### WHAT IS NEEDED
Show, from the entries below, every line in which "small" appears.

### DATA TO EXAMINE
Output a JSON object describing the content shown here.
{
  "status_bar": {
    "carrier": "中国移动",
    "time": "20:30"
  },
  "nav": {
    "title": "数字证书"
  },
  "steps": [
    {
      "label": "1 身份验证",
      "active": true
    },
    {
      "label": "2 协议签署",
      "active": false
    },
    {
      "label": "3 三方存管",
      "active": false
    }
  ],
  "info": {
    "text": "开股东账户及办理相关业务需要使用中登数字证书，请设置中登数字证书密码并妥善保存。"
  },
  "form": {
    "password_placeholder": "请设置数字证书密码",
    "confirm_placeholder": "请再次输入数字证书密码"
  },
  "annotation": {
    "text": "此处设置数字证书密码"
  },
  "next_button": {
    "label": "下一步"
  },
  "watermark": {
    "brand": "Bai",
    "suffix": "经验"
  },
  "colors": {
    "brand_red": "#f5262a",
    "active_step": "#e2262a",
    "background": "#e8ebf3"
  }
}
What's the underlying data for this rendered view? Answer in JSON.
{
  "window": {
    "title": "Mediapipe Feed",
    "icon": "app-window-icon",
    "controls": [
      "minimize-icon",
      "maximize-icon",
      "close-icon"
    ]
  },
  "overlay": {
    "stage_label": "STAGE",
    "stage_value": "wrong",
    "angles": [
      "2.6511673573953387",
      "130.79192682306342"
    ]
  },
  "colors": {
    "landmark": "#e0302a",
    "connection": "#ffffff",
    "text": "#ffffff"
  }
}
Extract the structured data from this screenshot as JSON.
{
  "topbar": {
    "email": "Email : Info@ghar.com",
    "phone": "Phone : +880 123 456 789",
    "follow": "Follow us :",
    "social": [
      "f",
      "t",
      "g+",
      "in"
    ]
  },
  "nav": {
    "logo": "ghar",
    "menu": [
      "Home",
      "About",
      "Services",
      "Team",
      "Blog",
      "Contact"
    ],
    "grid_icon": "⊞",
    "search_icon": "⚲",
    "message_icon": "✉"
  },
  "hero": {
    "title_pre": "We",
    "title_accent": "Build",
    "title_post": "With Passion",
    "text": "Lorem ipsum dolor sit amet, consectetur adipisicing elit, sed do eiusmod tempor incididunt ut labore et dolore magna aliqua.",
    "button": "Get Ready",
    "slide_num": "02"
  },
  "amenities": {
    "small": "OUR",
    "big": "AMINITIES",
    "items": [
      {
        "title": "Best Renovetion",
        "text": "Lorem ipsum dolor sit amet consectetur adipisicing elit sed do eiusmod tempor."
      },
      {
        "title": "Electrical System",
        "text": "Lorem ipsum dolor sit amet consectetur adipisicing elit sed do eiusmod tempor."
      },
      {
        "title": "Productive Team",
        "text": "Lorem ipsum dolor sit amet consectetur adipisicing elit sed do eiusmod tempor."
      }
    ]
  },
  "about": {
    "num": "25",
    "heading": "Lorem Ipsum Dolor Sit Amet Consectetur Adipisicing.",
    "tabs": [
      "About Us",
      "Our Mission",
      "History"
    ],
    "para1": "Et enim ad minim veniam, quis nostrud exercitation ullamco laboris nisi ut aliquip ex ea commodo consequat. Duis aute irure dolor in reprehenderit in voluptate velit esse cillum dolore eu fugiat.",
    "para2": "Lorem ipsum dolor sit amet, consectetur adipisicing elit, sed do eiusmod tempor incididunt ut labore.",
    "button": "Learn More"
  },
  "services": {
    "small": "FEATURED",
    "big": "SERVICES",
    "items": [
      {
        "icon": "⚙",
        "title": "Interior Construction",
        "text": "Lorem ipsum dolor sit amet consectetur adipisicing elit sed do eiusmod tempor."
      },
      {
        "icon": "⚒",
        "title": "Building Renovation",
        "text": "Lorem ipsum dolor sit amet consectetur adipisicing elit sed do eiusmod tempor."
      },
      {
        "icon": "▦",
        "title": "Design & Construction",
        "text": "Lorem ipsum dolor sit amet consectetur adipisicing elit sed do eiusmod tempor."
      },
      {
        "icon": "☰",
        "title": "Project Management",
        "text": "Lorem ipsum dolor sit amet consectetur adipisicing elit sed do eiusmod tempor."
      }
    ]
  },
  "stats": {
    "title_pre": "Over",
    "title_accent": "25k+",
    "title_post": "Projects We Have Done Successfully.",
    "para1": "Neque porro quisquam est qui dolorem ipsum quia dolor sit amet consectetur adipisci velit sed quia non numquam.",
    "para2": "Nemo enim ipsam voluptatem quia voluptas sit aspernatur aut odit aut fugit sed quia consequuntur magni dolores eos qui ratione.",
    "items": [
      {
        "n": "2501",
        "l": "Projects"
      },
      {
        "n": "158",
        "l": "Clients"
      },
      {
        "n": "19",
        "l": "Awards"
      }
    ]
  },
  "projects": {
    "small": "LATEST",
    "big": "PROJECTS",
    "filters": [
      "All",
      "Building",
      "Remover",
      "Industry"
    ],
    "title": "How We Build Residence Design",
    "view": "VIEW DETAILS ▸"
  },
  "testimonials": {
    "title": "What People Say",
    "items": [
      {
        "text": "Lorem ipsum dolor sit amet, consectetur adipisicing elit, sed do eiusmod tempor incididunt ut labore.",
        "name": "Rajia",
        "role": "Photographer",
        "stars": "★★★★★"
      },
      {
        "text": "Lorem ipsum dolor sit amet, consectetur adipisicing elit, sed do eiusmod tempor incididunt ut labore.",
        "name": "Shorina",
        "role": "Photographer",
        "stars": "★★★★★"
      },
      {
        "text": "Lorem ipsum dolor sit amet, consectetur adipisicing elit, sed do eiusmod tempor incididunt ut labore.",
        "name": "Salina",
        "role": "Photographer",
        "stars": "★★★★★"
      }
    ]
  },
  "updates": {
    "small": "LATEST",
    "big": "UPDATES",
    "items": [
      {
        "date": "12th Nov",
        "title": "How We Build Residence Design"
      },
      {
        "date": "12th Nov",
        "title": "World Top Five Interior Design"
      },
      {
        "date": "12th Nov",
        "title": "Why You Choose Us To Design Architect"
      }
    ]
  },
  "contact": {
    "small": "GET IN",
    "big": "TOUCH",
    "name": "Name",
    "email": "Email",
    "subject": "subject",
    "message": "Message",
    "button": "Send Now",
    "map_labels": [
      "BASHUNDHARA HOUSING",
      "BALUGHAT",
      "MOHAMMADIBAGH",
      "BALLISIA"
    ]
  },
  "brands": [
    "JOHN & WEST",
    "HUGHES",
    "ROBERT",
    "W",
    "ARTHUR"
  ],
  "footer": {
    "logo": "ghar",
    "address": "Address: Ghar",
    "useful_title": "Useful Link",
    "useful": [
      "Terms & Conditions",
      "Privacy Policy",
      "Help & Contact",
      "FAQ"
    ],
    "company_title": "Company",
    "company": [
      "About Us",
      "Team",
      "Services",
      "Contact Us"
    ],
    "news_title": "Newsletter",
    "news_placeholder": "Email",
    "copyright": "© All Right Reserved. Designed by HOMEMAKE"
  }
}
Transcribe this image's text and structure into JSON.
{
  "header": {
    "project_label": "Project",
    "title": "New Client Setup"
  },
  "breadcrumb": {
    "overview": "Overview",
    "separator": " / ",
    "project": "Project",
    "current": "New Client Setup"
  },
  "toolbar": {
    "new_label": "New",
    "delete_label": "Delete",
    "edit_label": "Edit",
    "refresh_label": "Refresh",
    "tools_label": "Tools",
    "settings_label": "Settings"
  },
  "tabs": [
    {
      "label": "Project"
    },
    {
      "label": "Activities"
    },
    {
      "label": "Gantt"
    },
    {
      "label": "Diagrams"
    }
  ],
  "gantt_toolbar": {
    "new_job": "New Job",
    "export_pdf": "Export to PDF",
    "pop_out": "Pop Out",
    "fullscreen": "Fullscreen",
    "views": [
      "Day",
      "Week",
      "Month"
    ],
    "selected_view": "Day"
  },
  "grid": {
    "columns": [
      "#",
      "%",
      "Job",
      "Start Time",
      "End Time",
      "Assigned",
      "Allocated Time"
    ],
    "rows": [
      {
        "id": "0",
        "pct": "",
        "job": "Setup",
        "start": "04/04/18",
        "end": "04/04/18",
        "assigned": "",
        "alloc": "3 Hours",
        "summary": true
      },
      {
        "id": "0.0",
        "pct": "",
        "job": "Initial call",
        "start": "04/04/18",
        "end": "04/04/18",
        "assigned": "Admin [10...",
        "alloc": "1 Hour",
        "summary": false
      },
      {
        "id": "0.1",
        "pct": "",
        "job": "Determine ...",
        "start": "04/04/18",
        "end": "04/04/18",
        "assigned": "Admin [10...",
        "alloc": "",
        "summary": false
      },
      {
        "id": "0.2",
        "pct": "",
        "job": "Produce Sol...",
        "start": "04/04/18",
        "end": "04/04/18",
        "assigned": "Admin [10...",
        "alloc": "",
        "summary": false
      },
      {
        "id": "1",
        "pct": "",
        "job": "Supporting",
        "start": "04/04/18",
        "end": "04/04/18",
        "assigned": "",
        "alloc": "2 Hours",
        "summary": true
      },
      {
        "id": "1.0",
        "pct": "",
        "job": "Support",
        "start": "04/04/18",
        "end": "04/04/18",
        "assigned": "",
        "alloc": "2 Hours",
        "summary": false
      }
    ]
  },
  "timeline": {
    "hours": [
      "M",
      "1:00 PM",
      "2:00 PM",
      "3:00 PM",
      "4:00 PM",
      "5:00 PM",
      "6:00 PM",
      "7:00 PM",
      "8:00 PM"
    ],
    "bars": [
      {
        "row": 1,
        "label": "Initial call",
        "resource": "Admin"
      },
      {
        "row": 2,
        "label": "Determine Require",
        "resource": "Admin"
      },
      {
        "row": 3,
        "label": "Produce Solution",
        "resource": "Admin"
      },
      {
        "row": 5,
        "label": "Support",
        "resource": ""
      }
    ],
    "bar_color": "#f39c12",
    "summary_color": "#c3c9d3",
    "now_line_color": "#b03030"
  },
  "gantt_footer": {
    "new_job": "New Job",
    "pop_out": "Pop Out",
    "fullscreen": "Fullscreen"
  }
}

### SOLUTION FOR THIS TASK
    "small": "OUR",
    "small": "FEATURED",
    "small": "LATEST",
    "small": "LATEST",
    "small": "GET IN",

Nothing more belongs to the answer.